Extracted records:
[Start of section]

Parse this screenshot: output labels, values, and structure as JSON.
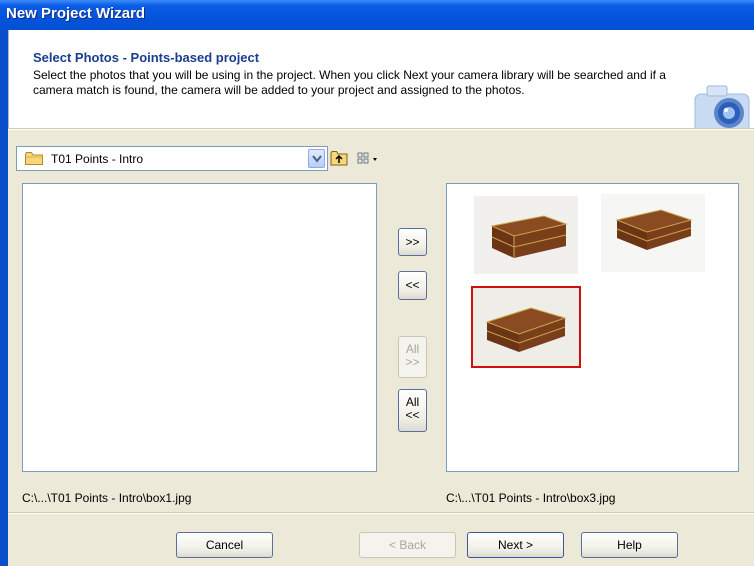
{
  "window": {
    "title": "New Project Wizard"
  },
  "header": {
    "title": "Select Photos - Points-based project",
    "description": "Select the photos that you will be using in the project. When you click Next your camera library will be searched and if a camera match is found, the camera will be added to your project and assigned to the photos.",
    "icon": "camera-icon"
  },
  "folder": {
    "selected": "T01 Points - Intro",
    "icon": "folder-icon"
  },
  "toolbar": {
    "up_icon": "up-folder-icon",
    "view_icon": "view-menu-icon"
  },
  "transfer": {
    "add_label": ">>",
    "remove_label": "<<",
    "add_all_label_1": "All",
    "add_all_label_2": ">>",
    "remove_all_label_1": "All",
    "remove_all_label_2": "<<"
  },
  "selected_photos": {
    "items": [
      {
        "name": "box-photo-1",
        "selected": false
      },
      {
        "name": "box-photo-2",
        "selected": false
      },
      {
        "name": "box-photo-3",
        "selected": true
      }
    ]
  },
  "paths": {
    "left": "C:\\...\\T01 Points - Intro\\box1.jpg",
    "right": "C:\\...\\T01 Points - Intro\\box3.jpg"
  },
  "footer": {
    "cancel": "Cancel",
    "back": "< Back",
    "next": "Next >",
    "help": "Help"
  },
  "colors": {
    "title_bar": "#0553dc",
    "selection_border": "#d10f0f",
    "dialog_bg": "#ece9d8"
  }
}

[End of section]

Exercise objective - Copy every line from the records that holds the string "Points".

Exercise response -
    "title": "Select Photos - Points-based project",
    "selected": "T01 Points - Intro",
    "left": "C:\\...\\T01 Points - Intro\\box1.jpg",
    "right": "C:\\...\\T01 Points - Intro\\box3.jpg"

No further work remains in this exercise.